Joint Faculty Senate and Council of Academic Deans meeting

Senators Present: Early, Gillis, Gordon, Hays, Irvin,
McKinney, McGee, Peeler, Skerpan-Wheeler,
Stimmel, and Stone.

Absent: Bible, Conroy, Renick

Liaisons Present: None

VPs Present: Gratz, VPAA
Smallwood, Associate VPAA
Banks, Executive Assistant, VPAA

Deans Present: Beck, Education
Brown, University College
Chahin, Applied Arts
Cheatham, Fine Arts and Communication
Ellis, Liberal Arts
Israel, Science
Olney, Business
Welborn, Health Professions

Chairs Present: Blanchard, English
Day, Sociology

Guests: Mike Moore, Rumormonger



The meeting was called to order by Chair Hays at 4:00 p.m.


Gordon presented the senate's reasoning behind its development of a
substitute for paragraph 12 of the merit PPS.

In a wide-ranging and spirited discussion, various senators and deans
delved into the ramifications of the senate's modification of paragraph 12.

Through it all, the senate maintained its position that the most important
objective of the revised language is to ensure that all merit decision
appeals/grievances are decided before merit money is allocated so that
a successful grievant does not find him/herself in the unhappy position of
receiving no merit increase, in spite of a successful grievance, because all
of the merit money was awarded before the end of the grievance process.

One point to be decided by Gratz/CAD concerns the form of merit awards. I.e.,
shall awards be based on percentage increases (a fixed number of salary steps
for faculty who are equal in their evaluations, and, thus, a variable amount
of money depending on the faculty member's current base salary) or on dollar
increases (a fixed number of dollars for faculty who are equal in their
evaluations, and, thus, a variable number of salary steps)? Or would it be
acceptable to the university for different departments or different colleges
to award merit based on percentages or dollars as they chose?

Regardless of such issues, the deans and Gratz seemed sympathetic to the idea
of ensuring that no faculty member fails to receive a merit increase simply
because of the length of the grievance process.


The equity study is being fine-tuned, as time passes, to ensure that we catch
and correct all instances of sex and race inequity, and to ensure that faculty
do not languish at lower salaries in the absence of compelling reason for them
to do so. Presumably, as fine-tuning progresses, more subtle inequities, such
as historically lower salaries for particular disciplines or sub-disciplines
will also be discovered and corrected.

Gratz and the deans agreed that JDs and MFAs are terminal
degrees, where appropriate, for purposes of salary equity.
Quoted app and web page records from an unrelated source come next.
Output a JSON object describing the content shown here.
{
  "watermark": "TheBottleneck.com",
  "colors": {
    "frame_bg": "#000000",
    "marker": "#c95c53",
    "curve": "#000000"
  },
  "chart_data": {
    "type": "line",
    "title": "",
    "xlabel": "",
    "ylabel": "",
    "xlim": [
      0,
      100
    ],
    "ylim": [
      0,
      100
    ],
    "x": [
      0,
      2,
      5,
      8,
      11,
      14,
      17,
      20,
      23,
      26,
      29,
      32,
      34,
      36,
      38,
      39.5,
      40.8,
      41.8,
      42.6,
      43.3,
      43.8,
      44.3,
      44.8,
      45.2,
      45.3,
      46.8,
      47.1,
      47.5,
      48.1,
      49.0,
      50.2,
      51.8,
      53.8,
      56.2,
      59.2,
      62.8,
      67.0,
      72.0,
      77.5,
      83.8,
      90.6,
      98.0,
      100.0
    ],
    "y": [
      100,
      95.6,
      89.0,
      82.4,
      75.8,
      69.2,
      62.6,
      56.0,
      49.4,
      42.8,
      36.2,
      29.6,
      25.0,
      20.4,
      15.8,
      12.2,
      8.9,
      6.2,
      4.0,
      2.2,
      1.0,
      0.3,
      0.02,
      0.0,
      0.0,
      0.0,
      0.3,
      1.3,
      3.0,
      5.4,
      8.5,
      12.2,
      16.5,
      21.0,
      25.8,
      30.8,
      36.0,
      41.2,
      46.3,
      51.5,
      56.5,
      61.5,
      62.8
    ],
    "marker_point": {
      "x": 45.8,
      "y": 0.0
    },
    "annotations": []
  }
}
The question the
senate would like answered, however, is whether all recognized end degrees are
weighted on a par with PhDs in the equity study formula.


The senate expressed the view that preliminary data from the faculty indicate
an overwhelming desire to eliminate the bonus program for faculty. According
to Cheatham, many deans and chairs are also less than thrilled with the

The tricky bit, of course, is what to do with the money if it is not used for

Beck likes the bonus system and would prefer to keep it.

Cheatham would like to keep the money at the deans' level so that they could
fund such things as travel for faculty within their colleges.

Ellis would also like to fund travel, but she would return the money to her
departments and let her chairs disburse the funds.

Some senators advocate awarding the bonus money to faculty in
an across-the-board raise.

Others would like the bonus money lumped in with merit money.

The deans have their work cut out.

The 13 October 1999 minutes were approved as submitted.
Early/Irvin 10-0.

The meeting was adjourned at 6:10 p.m.

cheerfully submitted